I think I saw Taxi Driver at the perfect age to have such an impact on me. Maybe seventeen, eighteen. About ten years after it had been made. But I think it’s perfect for when you are trying to get your morals, you’re getting more complex in your thinking. It probably got me at a perfect time. Straw Dogs I would have seen next. It would have been banned for a long time, so it must have been a bootleg VHS or something… Another interesting one, because this was an ordinary man –

Much more so than Travis Bickle…
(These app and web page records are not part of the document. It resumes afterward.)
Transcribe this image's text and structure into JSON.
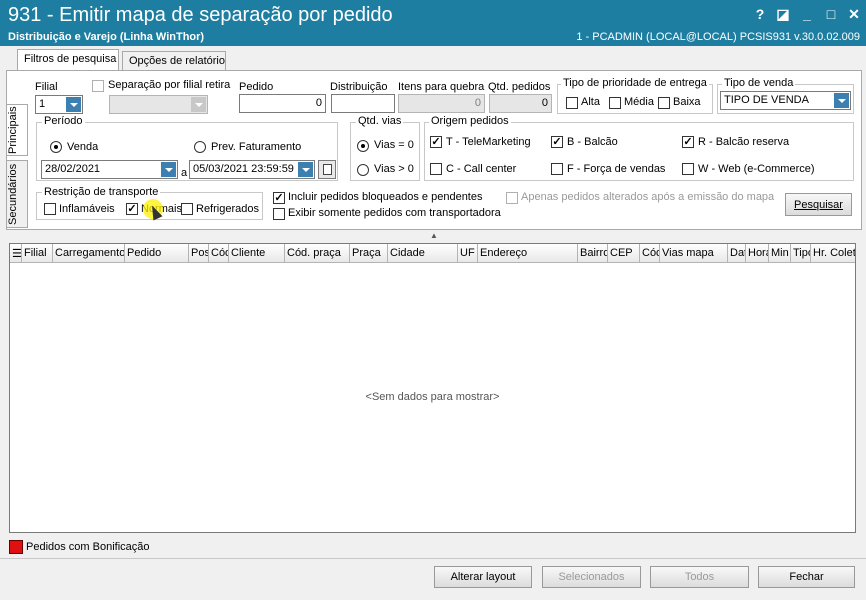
{
  "window": {
    "title": "931 - Emitir mapa de separação por pedido",
    "subtitle": "Distribuição e Varejo (Linha WinThor)",
    "user_info": "1 - PCADMIN (LOCAL@LOCAL)   PCSIS931  v.30.0.02.009",
    "help_label": "?",
    "restore_label": "◪",
    "minimize_label": "_",
    "maximize_label": "□",
    "close_label": "✕"
  },
  "tabs": [
    "Filtros de pesquisa",
    "Opções de relatório"
  ],
  "side_tabs": [
    "Principais",
    "Secundários"
  ],
  "filters": {
    "filial_label": "Filial",
    "filial_value": "1",
    "separacao_label": "Separação por filial retira",
    "pedido_label": "Pedido",
    "pedido_value": "0",
    "distribuicao_label": "Distribuição",
    "distribuicao_value": "",
    "itens_quebra_label": "Itens para quebra",
    "itens_quebra_value": "0",
    "qtd_pedidos_label": "Qtd. pedidos",
    "qtd_pedidos_value": "0",
    "prioridade_label": "Tipo de prioridade de  entrega",
    "prioridade_options": [
      "Alta",
      "Média",
      "Baixa"
    ],
    "tipo_venda_label": "Tipo de venda",
    "tipo_venda_value": "TIPO DE VENDA",
    "periodo_label": "Período",
    "venda_label": "Venda",
    "prev_faturamento_label": "Prev. Faturamento",
    "data_inicio": "28/02/2021",
    "data_a_label": "a",
    "data_fim": "05/03/2021 23:59:59",
    "qtd_vias_label": "Qtd. vias",
    "vias_0": "Vias = 0",
    "vias_gt0": "Vias > 0",
    "origem_label": "Origem pedidos",
    "origem": [
      {
        "label": "T - TeleMarketing",
        "checked": true
      },
      {
        "label": "B - Balcão",
        "checked": true
      },
      {
        "label": "R - Balcão reserva",
        "checked": true
      },
      {
        "label": "C - Call center",
        "checked": false
      },
      {
        "label": "F - Força de vendas",
        "checked": false
      },
      {
        "label": "W - Web (e-Commerce)",
        "checked": false
      }
    ],
    "restricao_label": "Restrição de transporte",
    "restricao": [
      {
        "label": "Inflamáveis",
        "checked": false
      },
      {
        "label": "Normais",
        "checked": true
      },
      {
        "label": "Refrigerados",
        "checked": false
      }
    ],
    "incluir_bloqueados": "Incluir pedidos bloqueados e pendentes",
    "exibir_transportadora": "Exibir somente pedidos com transportadora",
    "apenas_alterados": "Apenas pedidos alterados após a emissão do mapa",
    "pesquisar_label": "Pesquisar"
  },
  "grid": {
    "columns": [
      "Filial",
      "Carregamento",
      "Pedido",
      "Posição",
      "Cód",
      "Cliente",
      "Cód. praça",
      "Praça",
      "Cidade",
      "UF",
      "Endereço",
      "Bairro",
      "CEP",
      "Cód",
      "Vias mapa",
      "Data",
      "Hora",
      "Min",
      "Tipo",
      "Hr. Coleta"
    ],
    "empty_text": "<Sem dados para mostrar>"
  },
  "legend": {
    "color": "#e01010",
    "label": "Pedidos com Bonificação"
  },
  "footer": {
    "alterar_layout": "Alterar layout",
    "selecionados": "Selecionados",
    "todos": "Todos",
    "fechar": "Fechar"
  }
}
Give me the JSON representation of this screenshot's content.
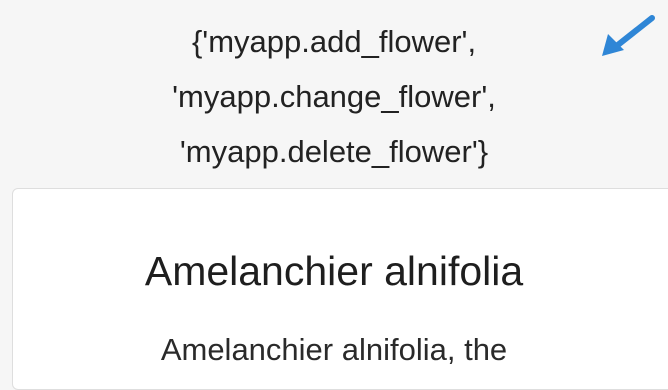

Oh yeah, this is like an intellectual… What I liked was the Dustin Hoffman character having to step up, and to become a violent man… There’s a big jump now, but the next one I do remember seeing was when I was in college, which was A Short Film About Killing. The story is as simple as a man commits a crime – the murder of the taxi driver at the start – and the state executes him. That’s it. But what Kieslowski does is that he shows both murders as being as brutal as each other. What I took from A Short Film About Killing was the fact that the murder itself – he’s strangling the guy from behind – takes so long to happen. And not only does it take so long to happen – as the guy is dying, he’s kicking out the front windscreen of the car. So it’s got these details. He made it very real. He cuts outside the car for a bit, I think. There’s another car that drives by in the distance, in a wide… I tried to get that into Savage. I wanted to have, for the fight at the end, a woman in a car, driving by, seeing a fight and just driving on. But the fight took up the whole day, so I couldn’t get it. It’s a pity. The camera was going to be inside the car, with someone listening to pop music, someone else’s life and day. Just a quick glance and seeing these guys fighting, and then… just doesn’t want to know, and drives on. But anyway, this messiness in the detail which started with Taxi Driver and I saw it again with this. I liked the morals of A Short Film About Killing. I would have been brought up on the side of The Punishment Fits The Crime, and I remember when I was in my first media course in communications, doing a documentary about Amnesty International and to suddenly think about the rights and wrongs of the death penalty. Going beyond whether innocent people can be killed, going beyond whether the punishment they’re using is inhumane, going beyond that: asking whether it hurts us as a society to kill in our name. There were complexities in everything. A Short Film About Killing perfectly followed on where I was at that stage.

The full article is printed in Film Ireland 134